person looking through a magnifying glass

Attention is perhaps the least appreciated aspect of intentional learning…

In short, we consciously learn what we pay attention to. The corollary is that we do not consciously learn what we don’t pay attention to. When we are not paying attention, we are extremely vulnerable to learning certain things unconsciously. When we are not paying attention, we are at the mercy of another form of learning: conditioning… And we are as vulnerable to being trained as Pavlov’s dogs and Skinner’s pigeons.

The Challenge of Attention

Directing our attention to the right things is tough in a world were we are conditioned to be passive consumers of information. Paying attention to the right things is one of the most difficult things we can do with our brains…

For at least three reasons:

  • There are lots of things vying for our attention: external sights and sounds, bodily sensations, and internal thoughts, memories, emotions.
  • It takes experience and insight to know what to pay attention to.
  • Focused attention requires lots of mental energy and can be absolutely exhausting.

The Limits of Attention

We are only human. And our attention, like all of our other capabilities, has its limitations:

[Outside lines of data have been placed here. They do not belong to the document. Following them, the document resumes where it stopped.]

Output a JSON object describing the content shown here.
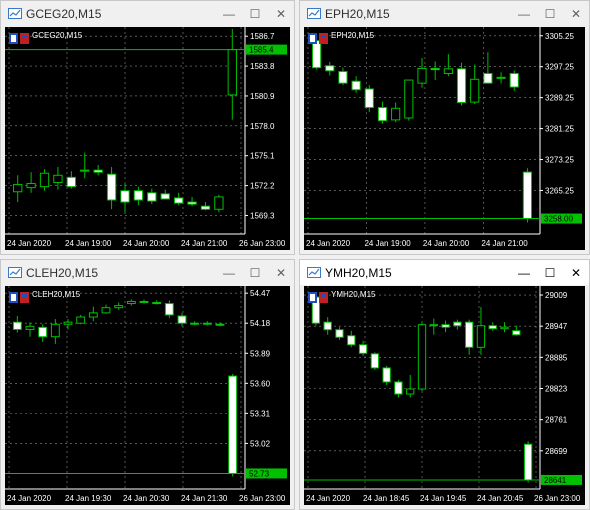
{
  "colors": {
    "background": "#000000",
    "bull_body": "#000000",
    "bear_body": "#ffffff",
    "wick": "#00c000",
    "bid_line": "#00c000",
    "grid": "#8a8a8a",
    "text": "#ffffff"
  },
  "windows": [
    {
      "title": "GCEG20,M15",
      "chart_label": "GCEG20,M15",
      "active": false,
      "controls": {
        "minimize": "—",
        "maximize": "☐",
        "close": "✕"
      },
      "chart_data": {
        "type": "candlestick",
        "title": "GCEG20,M15",
        "ylim": [
          1567.5,
          1587.4
        ],
        "y_ticks": [
          1586.7,
          1583.8,
          1580.9,
          1578.0,
          1575.1,
          1572.2,
          1569.3
        ],
        "x_ticks": [
          "24 Jan 2020",
          "24 Jan 19:00",
          "24 Jan 20:00",
          "24 Jan 21:00",
          "26 Jan 23:00"
        ],
        "last_price": "1585.4",
        "candles": [
          {
            "o": 1571.6,
            "h": 1573.2,
            "l": 1570.6,
            "c": 1572.3
          },
          {
            "o": 1572.0,
            "h": 1573.5,
            "l": 1571.5,
            "c": 1572.4
          },
          {
            "o": 1572.1,
            "h": 1573.8,
            "l": 1571.7,
            "c": 1573.4
          },
          {
            "o": 1572.5,
            "h": 1574.0,
            "l": 1571.8,
            "c": 1573.2
          },
          {
            "o": 1573.0,
            "h": 1573.6,
            "l": 1571.9,
            "c": 1572.1
          },
          {
            "o": 1573.6,
            "h": 1575.4,
            "l": 1572.9,
            "c": 1573.7
          },
          {
            "o": 1573.7,
            "h": 1574.2,
            "l": 1573.2,
            "c": 1573.5
          },
          {
            "o": 1573.3,
            "h": 1574.0,
            "l": 1569.9,
            "c": 1570.8
          },
          {
            "o": 1571.7,
            "h": 1572.4,
            "l": 1569.5,
            "c": 1570.6
          },
          {
            "o": 1571.7,
            "h": 1572.1,
            "l": 1570.3,
            "c": 1570.8
          },
          {
            "o": 1571.5,
            "h": 1571.9,
            "l": 1570.4,
            "c": 1570.7
          },
          {
            "o": 1571.4,
            "h": 1571.8,
            "l": 1570.9,
            "c": 1570.9
          },
          {
            "o": 1571.0,
            "h": 1571.5,
            "l": 1570.3,
            "c": 1570.5
          },
          {
            "o": 1570.6,
            "h": 1571.1,
            "l": 1570.2,
            "c": 1570.4
          },
          {
            "o": 1570.2,
            "h": 1570.6,
            "l": 1569.8,
            "c": 1569.9
          },
          {
            "o": 1569.9,
            "h": 1571.3,
            "l": 1569.6,
            "c": 1571.1
          },
          {
            "o": 1581.0,
            "h": 1587.4,
            "l": 1578.6,
            "c": 1585.4
          }
        ]
      }
    },
    {
      "title": "EPH20,M15",
      "chart_label": "EPH20,M15",
      "active": false,
      "controls": {
        "minimize": "—",
        "maximize": "☐",
        "close": "✕"
      },
      "chart_data": {
        "type": "candlestick",
        "title": "EPH20,M15",
        "ylim": [
          3254.0,
          3307.0
        ],
        "y_ticks": [
          3305.25,
          3297.25,
          3289.25,
          3281.25,
          3273.25,
          3265.25
        ],
        "x_ticks": [
          "24 Jan 2020",
          "24 Jan 19:00",
          "24 Jan 20:00",
          "24 Jan 21:00"
        ],
        "last_price": "3258.00",
        "candles": [
          {
            "o": 3304.0,
            "h": 3305.8,
            "l": 3296.5,
            "c": 3297.0
          },
          {
            "o": 3297.5,
            "h": 3298.5,
            "l": 3295.0,
            "c": 3296.2
          },
          {
            "o": 3296.0,
            "h": 3297.0,
            "l": 3292.5,
            "c": 3293.0
          },
          {
            "o": 3293.5,
            "h": 3294.8,
            "l": 3290.5,
            "c": 3291.3
          },
          {
            "o": 3291.5,
            "h": 3292.5,
            "l": 3285.5,
            "c": 3286.7
          },
          {
            "o": 3286.7,
            "h": 3288.2,
            "l": 3282.5,
            "c": 3283.3
          },
          {
            "o": 3283.5,
            "h": 3288.0,
            "l": 3282.9,
            "c": 3286.5
          },
          {
            "o": 3284.0,
            "h": 3292.6,
            "l": 3283.3,
            "c": 3293.8
          },
          {
            "o": 3293.0,
            "h": 3299.5,
            "l": 3291.8,
            "c": 3296.8
          },
          {
            "o": 3296.8,
            "h": 3298.6,
            "l": 3293.8,
            "c": 3296.5
          },
          {
            "o": 3295.5,
            "h": 3300.5,
            "l": 3294.8,
            "c": 3296.7
          },
          {
            "o": 3296.7,
            "h": 3298.3,
            "l": 3287.2,
            "c": 3288.0
          },
          {
            "o": 3288.1,
            "h": 3297.8,
            "l": 3287.6,
            "c": 3294.0
          },
          {
            "o": 3295.5,
            "h": 3301.0,
            "l": 3294.2,
            "c": 3293.0
          },
          {
            "o": 3294.5,
            "h": 3295.8,
            "l": 3292.9,
            "c": 3294.3
          },
          {
            "o": 3295.5,
            "h": 3296.3,
            "l": 3291.0,
            "c": 3292.0
          },
          {
            "o": 3270.0,
            "h": 3271.0,
            "l": 3257.0,
            "c": 3258.0
          }
        ]
      }
    },
    {
      "title": "CLEH20,M15",
      "chart_label": "CLEH20,M15",
      "active": false,
      "controls": {
        "minimize": "—",
        "maximize": "☐",
        "close": "✕"
      },
      "chart_data": {
        "type": "candlestick",
        "title": "CLEH20,M15",
        "ylim": [
          52.58,
          54.52
        ],
        "y_ticks": [
          54.47,
          54.18,
          53.89,
          53.6,
          53.31,
          53.02
        ],
        "x_ticks": [
          "24 Jan 2020",
          "24 Jan 19:30",
          "24 Jan 20:30",
          "24 Jan 21:30",
          "26 Jan 23:00"
        ],
        "last_price": "52.73",
        "candles": [
          {
            "o": 54.19,
            "h": 54.25,
            "l": 54.09,
            "c": 54.12
          },
          {
            "o": 54.12,
            "h": 54.19,
            "l": 54.05,
            "c": 54.15
          },
          {
            "o": 54.14,
            "h": 54.17,
            "l": 54.0,
            "c": 54.05
          },
          {
            "o": 54.05,
            "h": 54.22,
            "l": 53.98,
            "c": 54.17
          },
          {
            "o": 54.17,
            "h": 54.22,
            "l": 54.12,
            "c": 54.19
          },
          {
            "o": 54.18,
            "h": 54.26,
            "l": 54.17,
            "c": 54.24
          },
          {
            "o": 54.24,
            "h": 54.34,
            "l": 54.2,
            "c": 54.28
          },
          {
            "o": 54.28,
            "h": 54.36,
            "l": 54.27,
            "c": 54.33
          },
          {
            "o": 54.33,
            "h": 54.38,
            "l": 54.31,
            "c": 54.35
          },
          {
            "o": 54.37,
            "h": 54.41,
            "l": 54.35,
            "c": 54.39
          },
          {
            "o": 54.39,
            "h": 54.41,
            "l": 54.37,
            "c": 54.38
          },
          {
            "o": 54.38,
            "h": 54.4,
            "l": 54.36,
            "c": 54.37
          },
          {
            "o": 54.37,
            "h": 54.4,
            "l": 54.23,
            "c": 54.26
          },
          {
            "o": 54.25,
            "h": 54.28,
            "l": 54.15,
            "c": 54.18
          },
          {
            "o": 54.18,
            "h": 54.2,
            "l": 54.16,
            "c": 54.17
          },
          {
            "o": 54.18,
            "h": 54.2,
            "l": 54.16,
            "c": 54.17
          },
          {
            "o": 54.17,
            "h": 54.19,
            "l": 54.15,
            "c": 54.16
          },
          {
            "o": 53.67,
            "h": 53.69,
            "l": 52.7,
            "c": 52.73
          }
        ]
      }
    },
    {
      "title": "YMH20,M15",
      "chart_label": "YMH20,M15",
      "active": true,
      "controls": {
        "minimize": "—",
        "maximize": "☐",
        "close": "✕"
      },
      "chart_data": {
        "type": "candlestick",
        "title": "YMH20,M15",
        "ylim": [
          28623,
          29023
        ],
        "y_ticks": [
          29009,
          28947,
          28885,
          28823,
          28761,
          28699
        ],
        "x_ticks": [
          "24 Jan 2020",
          "24 Jan 18:45",
          "24 Jan 19:45",
          "24 Jan 20:45",
          "26 Jan 23:00"
        ],
        "last_price": "28641",
        "candles": [
          {
            "o": 29005,
            "h": 29012,
            "l": 28948,
            "c": 28953
          },
          {
            "o": 28955,
            "h": 28965,
            "l": 28930,
            "c": 28940
          },
          {
            "o": 28940,
            "h": 28945,
            "l": 28920,
            "c": 28925
          },
          {
            "o": 28928,
            "h": 28938,
            "l": 28905,
            "c": 28910
          },
          {
            "o": 28910,
            "h": 28918,
            "l": 28888,
            "c": 28893
          },
          {
            "o": 28892,
            "h": 28895,
            "l": 28860,
            "c": 28864
          },
          {
            "o": 28864,
            "h": 28868,
            "l": 28830,
            "c": 28836
          },
          {
            "o": 28836,
            "h": 28840,
            "l": 28805,
            "c": 28812
          },
          {
            "o": 28812,
            "h": 28850,
            "l": 28805,
            "c": 28822
          },
          {
            "o": 28822,
            "h": 28955,
            "l": 28818,
            "c": 28950
          },
          {
            "o": 28948,
            "h": 28962,
            "l": 28930,
            "c": 28950
          },
          {
            "o": 28950,
            "h": 28958,
            "l": 28935,
            "c": 28945
          },
          {
            "o": 28955,
            "h": 28960,
            "l": 28940,
            "c": 28948
          },
          {
            "o": 28955,
            "h": 28960,
            "l": 28890,
            "c": 28905
          },
          {
            "o": 28905,
            "h": 28985,
            "l": 28890,
            "c": 28948
          },
          {
            "o": 28948,
            "h": 28955,
            "l": 28938,
            "c": 28942
          },
          {
            "o": 28942,
            "h": 28955,
            "l": 28935,
            "c": 28945
          },
          {
            "o": 28938,
            "h": 28948,
            "l": 28928,
            "c": 28930
          },
          {
            "o": 28712,
            "h": 28718,
            "l": 28636,
            "c": 28641
          }
        ]
      }
    }
  ]
}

  • Our attention is always selective. There is always far more information available to us than we can attend to at one time.
  • Our capacity for paying attention has two aspects: 1) the amount of stuff we can attend to and 2) the amount of time we can maintain our concentration.
  • Our attention can be viewed as having two dimensions: breadth and depth. Our attention can be wide and shallow or narrow and deep or anything in between. In other words, we can trade breadth for depth and vice versa but we can never maximize both.
  • If we pay attention to many things at once, we have less capacity to attend to the details about each individual thing.
  • If we pay attention to one thing at a time, we have the capacity to attend to it in more detail, but lose the capacity to notice other things.
  • Our attention must be selective and tailored to the task at hand in terms of breadth and depth, enabling us to be receptive at the level of detail we are trying to learn.
  • Focusing attention is very hard mental work that will wear you out. When you get tired, be sure to give yourself a break in order to recharge your batteries!

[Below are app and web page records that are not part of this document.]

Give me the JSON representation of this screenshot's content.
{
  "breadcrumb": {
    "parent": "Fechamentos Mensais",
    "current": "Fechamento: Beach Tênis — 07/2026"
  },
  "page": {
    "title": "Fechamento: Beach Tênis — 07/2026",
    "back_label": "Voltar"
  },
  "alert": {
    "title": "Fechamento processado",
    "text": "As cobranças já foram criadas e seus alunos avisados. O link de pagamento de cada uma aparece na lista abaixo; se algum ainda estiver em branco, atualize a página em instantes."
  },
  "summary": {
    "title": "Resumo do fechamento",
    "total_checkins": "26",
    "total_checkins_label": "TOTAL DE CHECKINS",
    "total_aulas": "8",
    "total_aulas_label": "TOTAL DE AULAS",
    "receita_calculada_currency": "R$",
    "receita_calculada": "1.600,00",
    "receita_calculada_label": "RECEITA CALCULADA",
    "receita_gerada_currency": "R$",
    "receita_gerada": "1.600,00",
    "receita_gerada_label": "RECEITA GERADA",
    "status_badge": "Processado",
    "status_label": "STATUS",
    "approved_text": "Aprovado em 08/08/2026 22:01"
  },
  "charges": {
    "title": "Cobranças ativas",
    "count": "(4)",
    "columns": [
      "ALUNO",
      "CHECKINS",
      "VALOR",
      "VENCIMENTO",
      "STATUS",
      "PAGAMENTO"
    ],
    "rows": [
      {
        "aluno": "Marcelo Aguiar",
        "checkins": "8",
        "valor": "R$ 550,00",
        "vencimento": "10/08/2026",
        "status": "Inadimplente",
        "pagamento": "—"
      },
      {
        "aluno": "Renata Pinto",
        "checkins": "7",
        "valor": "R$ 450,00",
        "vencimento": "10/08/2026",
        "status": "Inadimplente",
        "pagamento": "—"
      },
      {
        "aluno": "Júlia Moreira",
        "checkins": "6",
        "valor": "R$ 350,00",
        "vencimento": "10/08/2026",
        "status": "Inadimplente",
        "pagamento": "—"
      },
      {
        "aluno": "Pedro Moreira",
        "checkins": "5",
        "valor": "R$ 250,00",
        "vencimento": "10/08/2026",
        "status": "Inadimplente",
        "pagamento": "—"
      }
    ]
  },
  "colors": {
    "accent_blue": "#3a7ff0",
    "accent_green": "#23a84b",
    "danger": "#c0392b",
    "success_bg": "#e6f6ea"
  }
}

A Fascinating Example of Attention

A must-see, eye-opening demonstration of the power of attention…

An additional point to be made regarding the limits of our attention is that we see with our brain, not just with our eyes…. so much so that our brains can render us blind despite the fact that light is hitting our retinas!

Implications for Students and Teachers

  • Always have a clear goal in mind: What am I going to pay attention to today?
  • Focus on learning one thing at a time.
  • A great teacher will direct your attention to things you might not otherwise notice.
  • Studying is pointless if one is not prepared to concentrate. Concentration is hard work that cannot be done properly when you are tired, stressed, or distracted.
  • Focused attention is hard mental labor. Take a break when you get tired.
  • Years of mindless mechanical practice is worthless compared to one minute of focused, meaningful attention.

learn more… How Your Brain Works: Soak Time

Leave a Reply